Tactile pressure sensors are used to detect the pressure distribution between a sensor and a target. They are often used on the robot grippers or flat tactile arrays to identify whether the finger is in touch with the target object or not. These sensors are also used in touch screen display of laptops, ATM machines, mobiles etc. Most tactile pressure sensors use resistive-based technologies where the sensor acts as a variable resistor in an electrical circuit. A small deflection of the diaphragm causes implanted resistors to exhibit a change in resistance value. The sensor converts this change in resistance into a voltage that is interpreted as a continuous and linear pressure reading. When tactile pressure sensors are unloaded, their resistance is very high. When force is applied, their resistance decreases. Pressure sensitive film is used to create a direct, visual image of the pressure distribution. Active pressure sensor arrays consist of multiple sensing elements packaged in a single sensor.
There are many different forms of tactile sensors. One form of tactile pressure sensor includes upper and lower conductive layers separated by an intermediate insulating layer which is formed as a separating mesh. The upper conductive layer is of negligible resistance. The lower conductive layer is formed of a plurality of conductive strips (A-F) separated by insulating strips. Each conductive strip (A-F) has a known resistance. An electrical signal is applied to the conductive strips (A-F) in turn and the electrical path between the upper and lower conductive layers then determined. The electrical resistance of the conductive path establishes the location of the pressure point at which bridging occurs and from this it is possible to establish the location and size of the pressure area.

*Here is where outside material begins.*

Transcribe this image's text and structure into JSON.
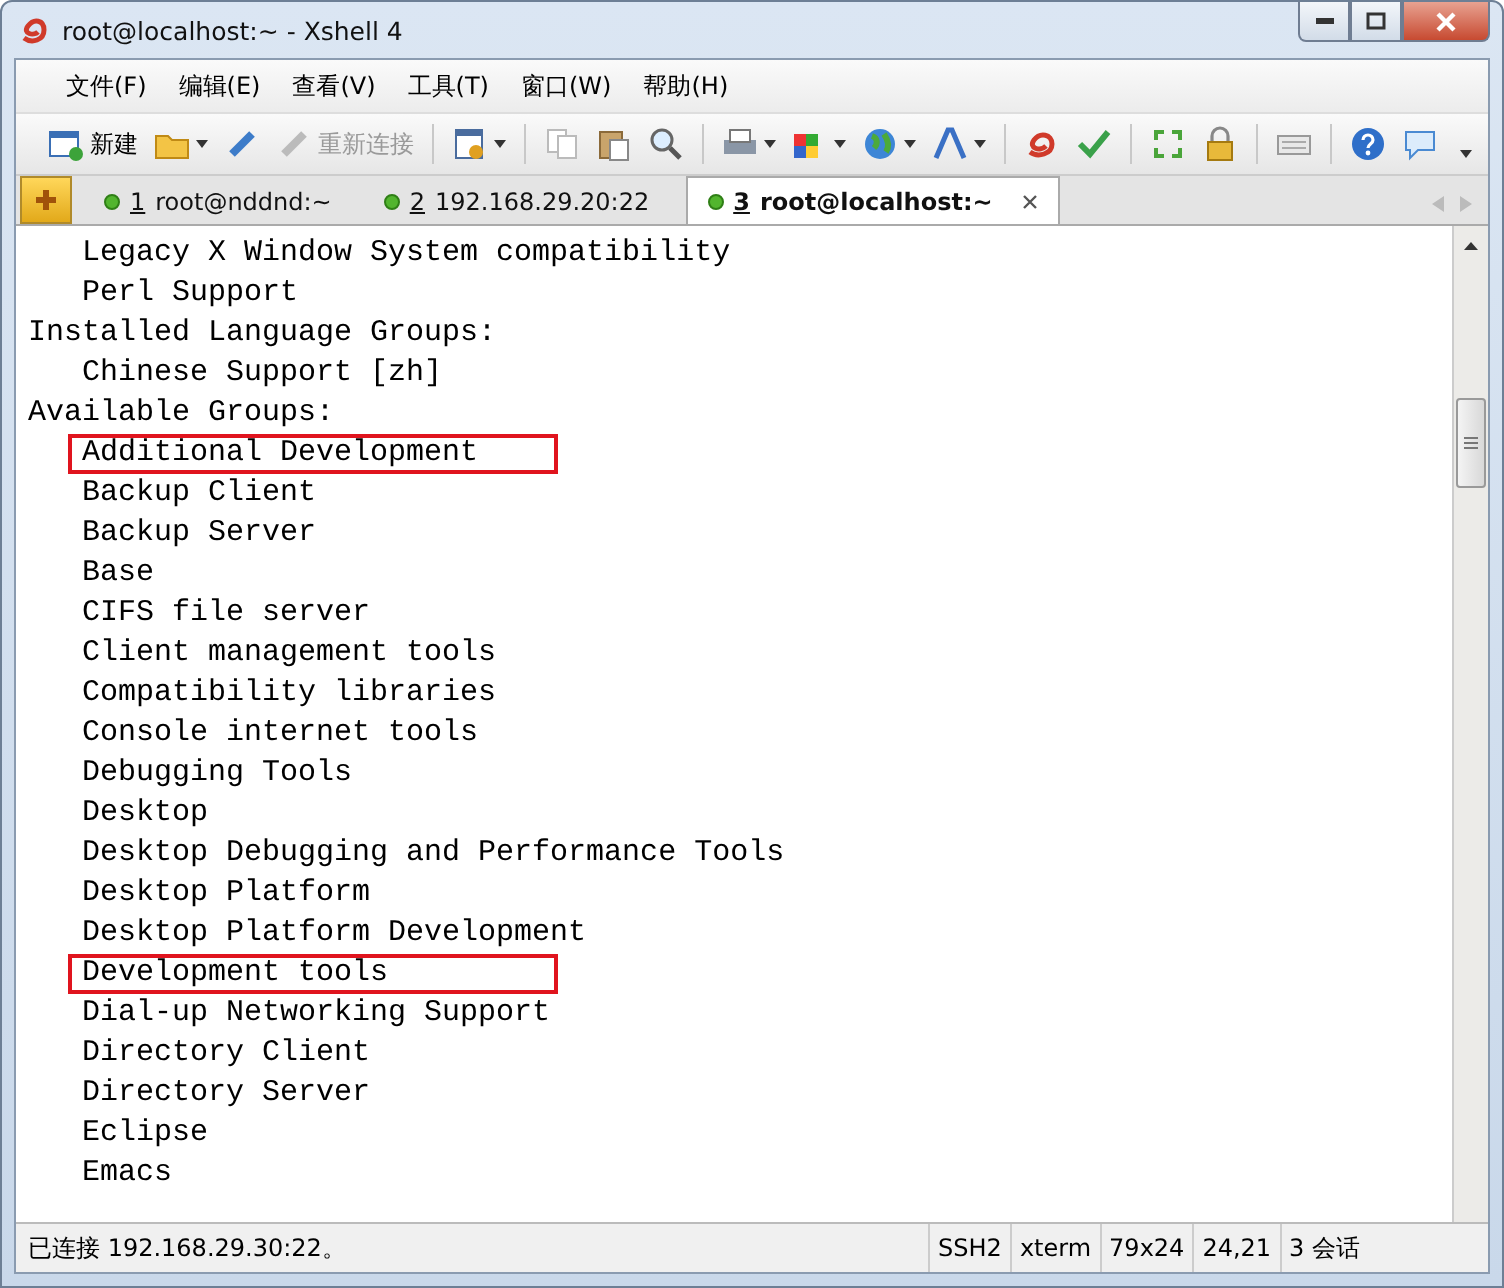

Fig shows another form of tactile sensor. It uses piezoelectric material of poly-vinylidene fluoride (PVDF) film. Two layers of PVDF films are used and they are separated by a soft film which transmits vibrations. When the alternating voltage is supplied in the lower PVDF film it results in mechanical oscillations of the film. The intermediate film transmits these vibrations to the upper PVDF film. Due to the piezoelectric effect the vibrations formed cause an alternating voltage to be produced across the upper film. So, pressure is applied to the upper PVDF film and its vibrations affects the output voltage.